[Entries taken from a collection]
________

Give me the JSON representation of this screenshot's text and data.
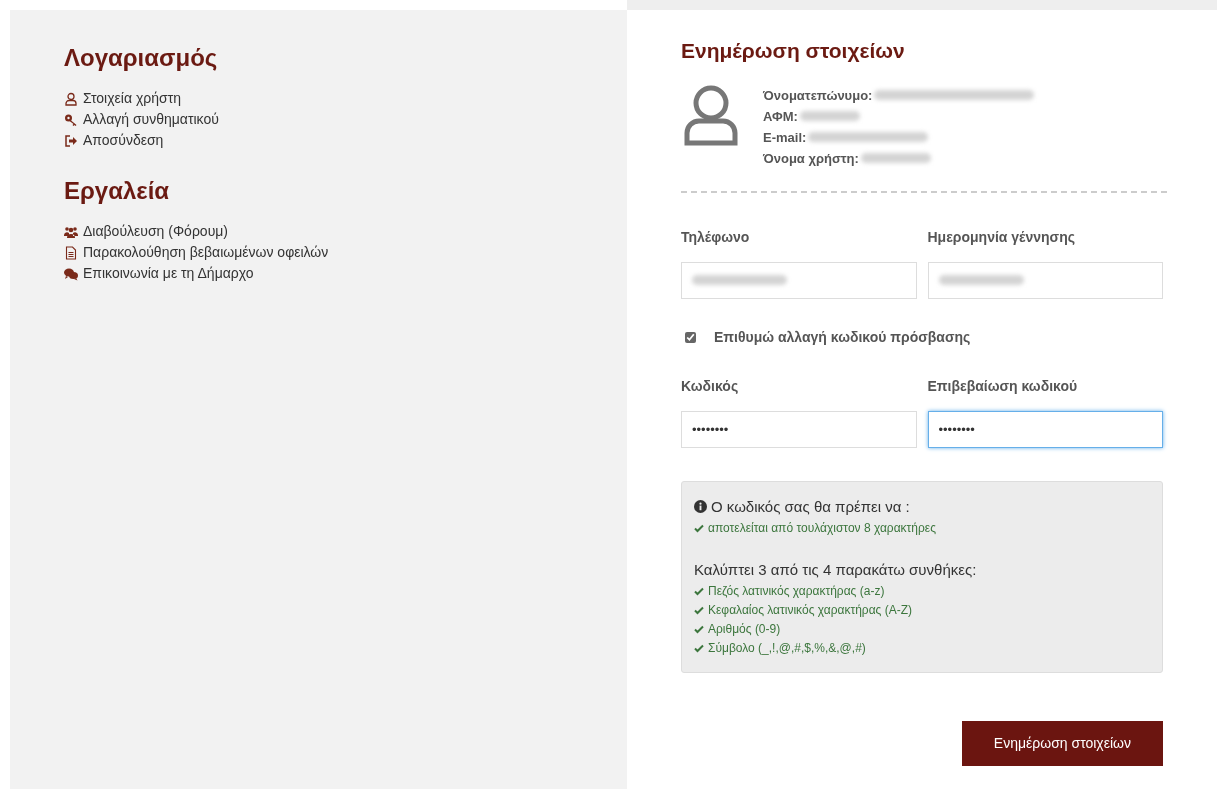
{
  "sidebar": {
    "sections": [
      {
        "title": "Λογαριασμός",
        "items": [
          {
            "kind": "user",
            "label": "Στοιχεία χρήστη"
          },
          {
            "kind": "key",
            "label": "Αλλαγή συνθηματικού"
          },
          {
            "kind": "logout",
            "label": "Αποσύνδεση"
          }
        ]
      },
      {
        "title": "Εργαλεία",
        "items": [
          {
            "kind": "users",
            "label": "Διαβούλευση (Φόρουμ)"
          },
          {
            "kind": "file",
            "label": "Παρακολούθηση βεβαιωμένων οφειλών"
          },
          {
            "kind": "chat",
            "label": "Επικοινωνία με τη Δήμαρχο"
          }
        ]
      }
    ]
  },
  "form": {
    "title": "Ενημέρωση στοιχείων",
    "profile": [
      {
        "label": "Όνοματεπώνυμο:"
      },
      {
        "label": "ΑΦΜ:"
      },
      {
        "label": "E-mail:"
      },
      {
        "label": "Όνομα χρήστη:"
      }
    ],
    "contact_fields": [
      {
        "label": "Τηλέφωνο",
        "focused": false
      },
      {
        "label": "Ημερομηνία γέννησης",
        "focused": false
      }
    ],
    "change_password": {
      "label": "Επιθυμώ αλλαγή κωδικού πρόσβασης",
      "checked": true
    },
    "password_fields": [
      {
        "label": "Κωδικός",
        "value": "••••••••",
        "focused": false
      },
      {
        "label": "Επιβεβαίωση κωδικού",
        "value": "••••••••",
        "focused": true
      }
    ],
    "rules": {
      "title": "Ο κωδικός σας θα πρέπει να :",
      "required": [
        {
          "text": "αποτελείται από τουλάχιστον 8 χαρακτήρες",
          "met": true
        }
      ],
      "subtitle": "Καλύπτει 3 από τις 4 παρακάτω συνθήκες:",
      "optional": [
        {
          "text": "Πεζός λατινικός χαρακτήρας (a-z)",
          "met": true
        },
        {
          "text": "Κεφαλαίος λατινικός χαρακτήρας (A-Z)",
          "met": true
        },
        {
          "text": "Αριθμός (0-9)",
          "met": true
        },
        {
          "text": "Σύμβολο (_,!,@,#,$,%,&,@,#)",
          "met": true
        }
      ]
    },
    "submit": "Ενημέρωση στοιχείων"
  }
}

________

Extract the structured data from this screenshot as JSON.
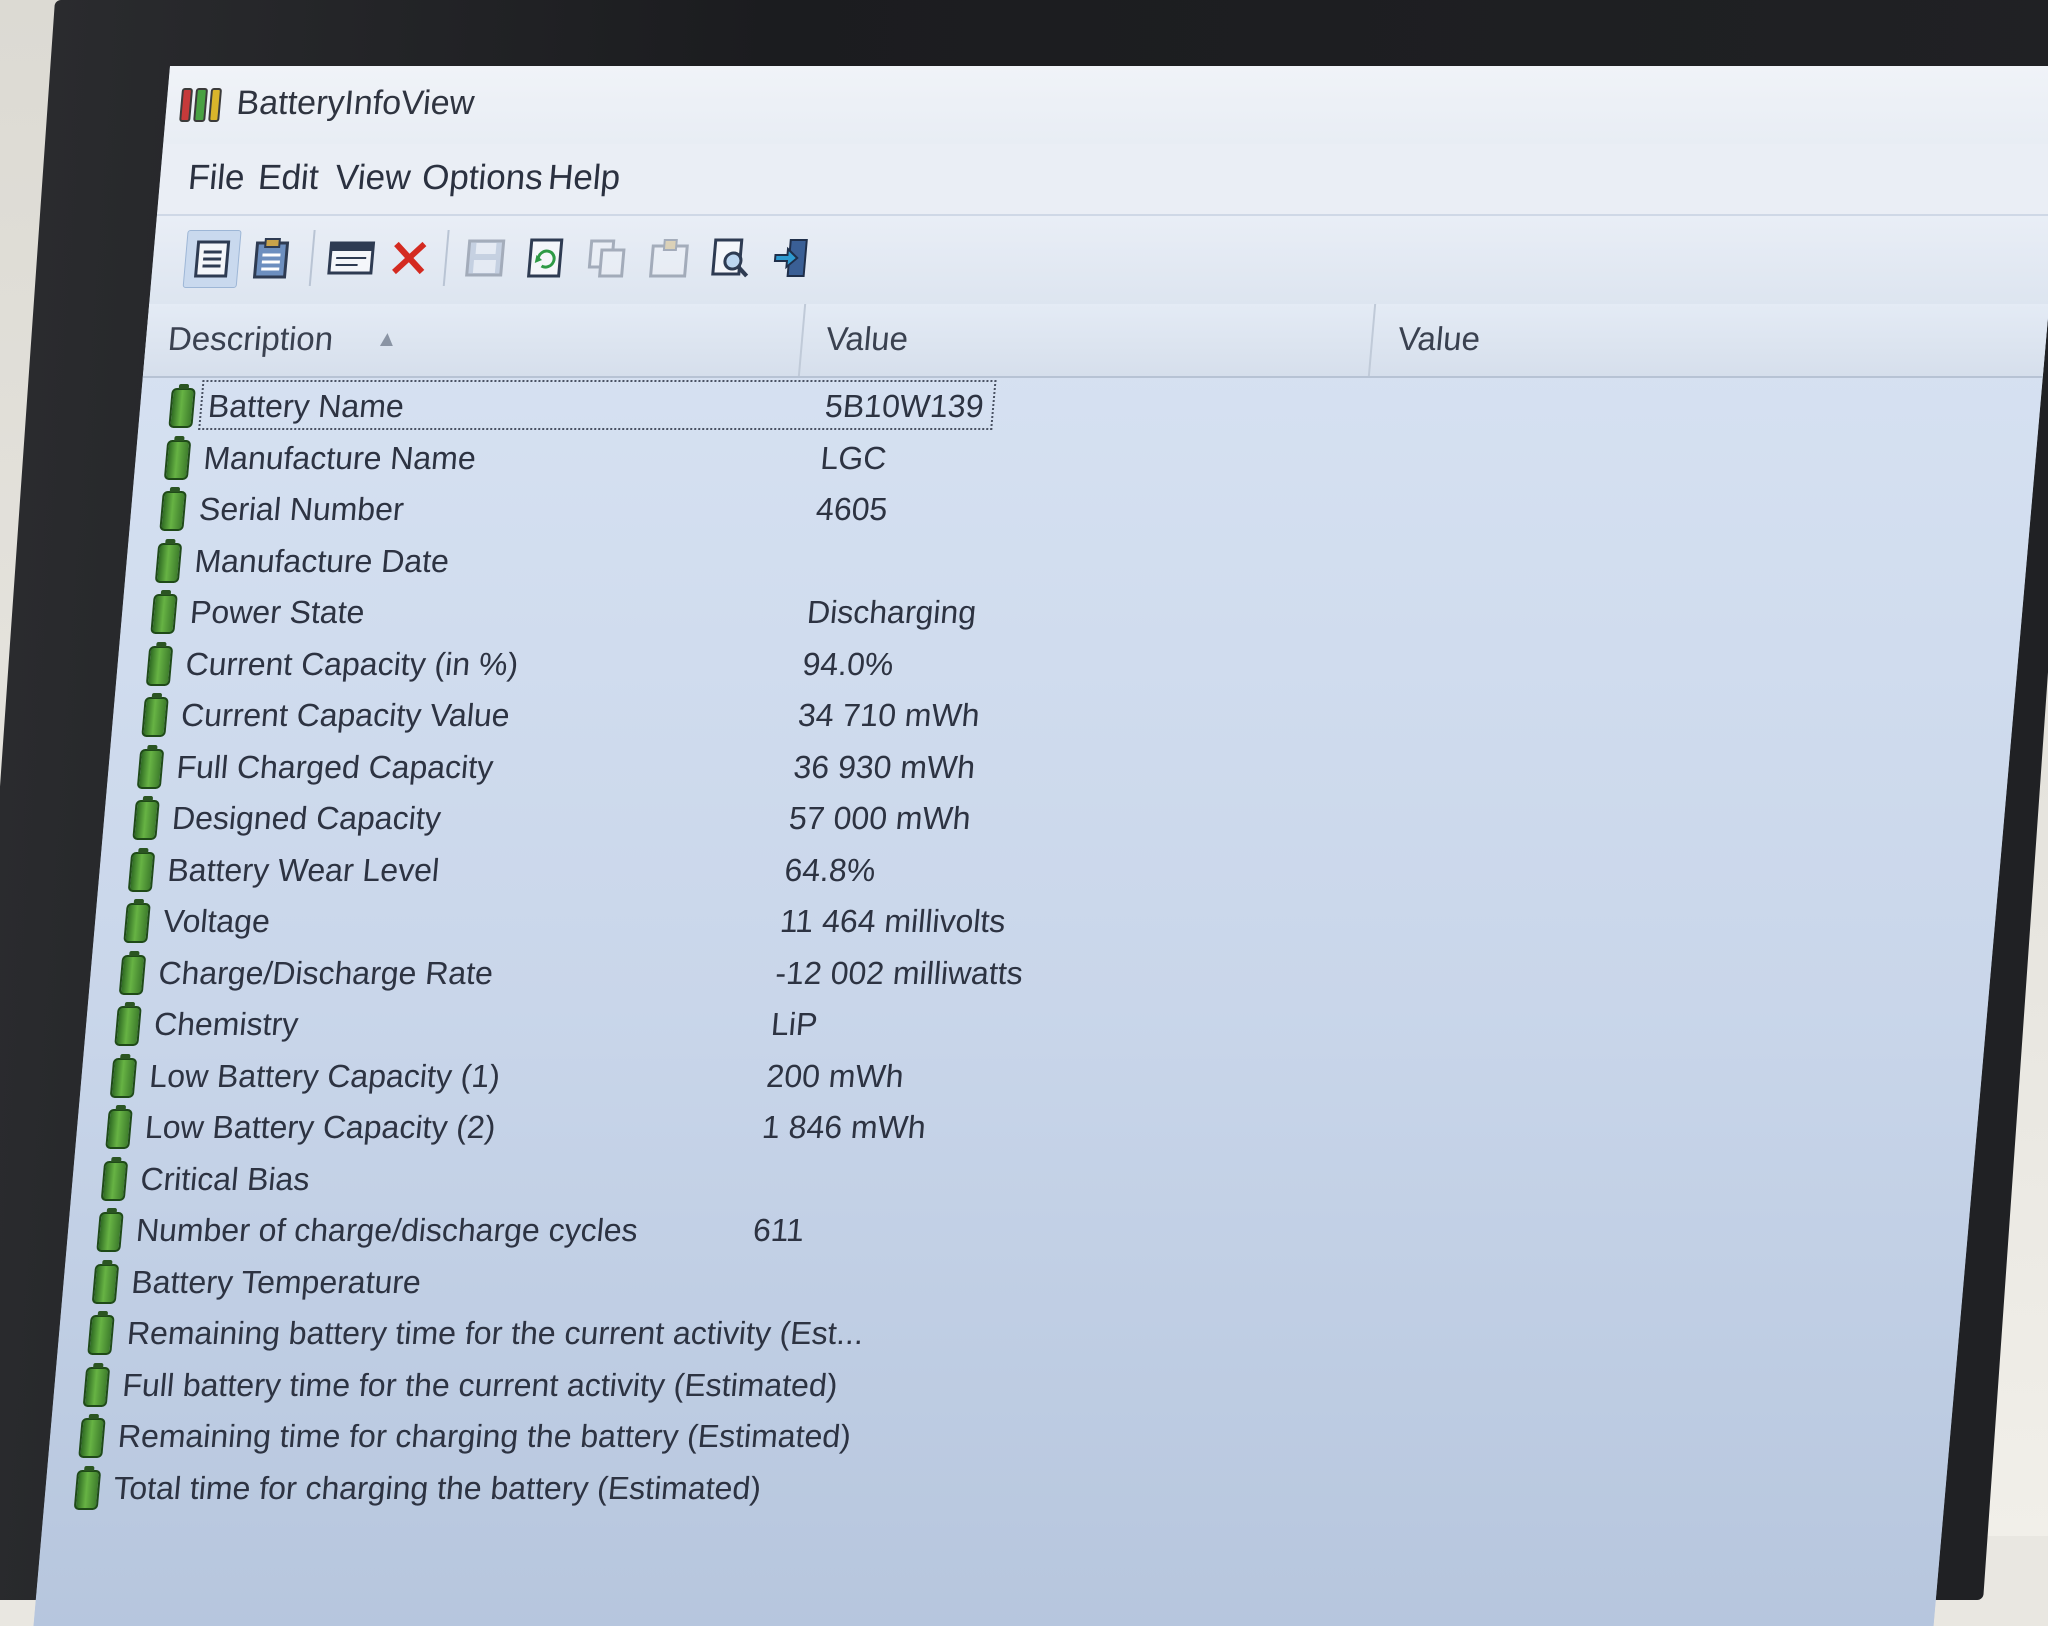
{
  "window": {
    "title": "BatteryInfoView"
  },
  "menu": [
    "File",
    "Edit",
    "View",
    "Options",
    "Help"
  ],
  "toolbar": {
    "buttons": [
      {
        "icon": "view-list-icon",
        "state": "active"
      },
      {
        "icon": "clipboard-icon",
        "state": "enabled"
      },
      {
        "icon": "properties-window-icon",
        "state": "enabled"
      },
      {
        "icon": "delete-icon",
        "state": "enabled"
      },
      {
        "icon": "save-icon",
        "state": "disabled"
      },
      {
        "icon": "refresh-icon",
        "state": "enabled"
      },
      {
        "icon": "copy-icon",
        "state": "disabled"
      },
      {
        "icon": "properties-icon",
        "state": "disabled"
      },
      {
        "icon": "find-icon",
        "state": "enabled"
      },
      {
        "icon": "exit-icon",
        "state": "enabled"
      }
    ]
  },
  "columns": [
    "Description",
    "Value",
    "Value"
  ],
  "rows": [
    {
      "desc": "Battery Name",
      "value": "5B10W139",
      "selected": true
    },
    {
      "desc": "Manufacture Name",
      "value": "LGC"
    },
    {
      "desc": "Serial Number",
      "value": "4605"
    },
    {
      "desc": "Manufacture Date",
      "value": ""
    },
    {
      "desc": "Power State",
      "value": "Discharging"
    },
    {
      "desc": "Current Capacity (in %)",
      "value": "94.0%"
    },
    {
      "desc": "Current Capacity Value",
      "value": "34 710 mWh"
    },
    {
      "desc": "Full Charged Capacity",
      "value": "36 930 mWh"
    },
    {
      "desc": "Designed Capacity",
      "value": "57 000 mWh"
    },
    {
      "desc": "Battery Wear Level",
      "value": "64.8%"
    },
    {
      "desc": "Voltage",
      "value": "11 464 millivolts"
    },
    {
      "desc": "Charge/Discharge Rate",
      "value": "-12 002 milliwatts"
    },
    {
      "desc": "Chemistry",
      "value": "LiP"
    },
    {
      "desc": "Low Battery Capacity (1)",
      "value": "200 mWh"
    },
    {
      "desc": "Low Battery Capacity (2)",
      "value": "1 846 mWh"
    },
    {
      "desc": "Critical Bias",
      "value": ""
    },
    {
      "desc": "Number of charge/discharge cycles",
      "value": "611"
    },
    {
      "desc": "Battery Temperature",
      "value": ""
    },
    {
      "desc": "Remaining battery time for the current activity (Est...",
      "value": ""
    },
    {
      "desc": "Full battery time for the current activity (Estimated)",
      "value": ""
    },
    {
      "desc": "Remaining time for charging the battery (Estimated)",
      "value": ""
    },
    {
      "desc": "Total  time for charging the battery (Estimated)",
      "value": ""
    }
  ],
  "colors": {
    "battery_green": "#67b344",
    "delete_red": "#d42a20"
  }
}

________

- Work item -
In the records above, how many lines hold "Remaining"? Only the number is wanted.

- Your response -
2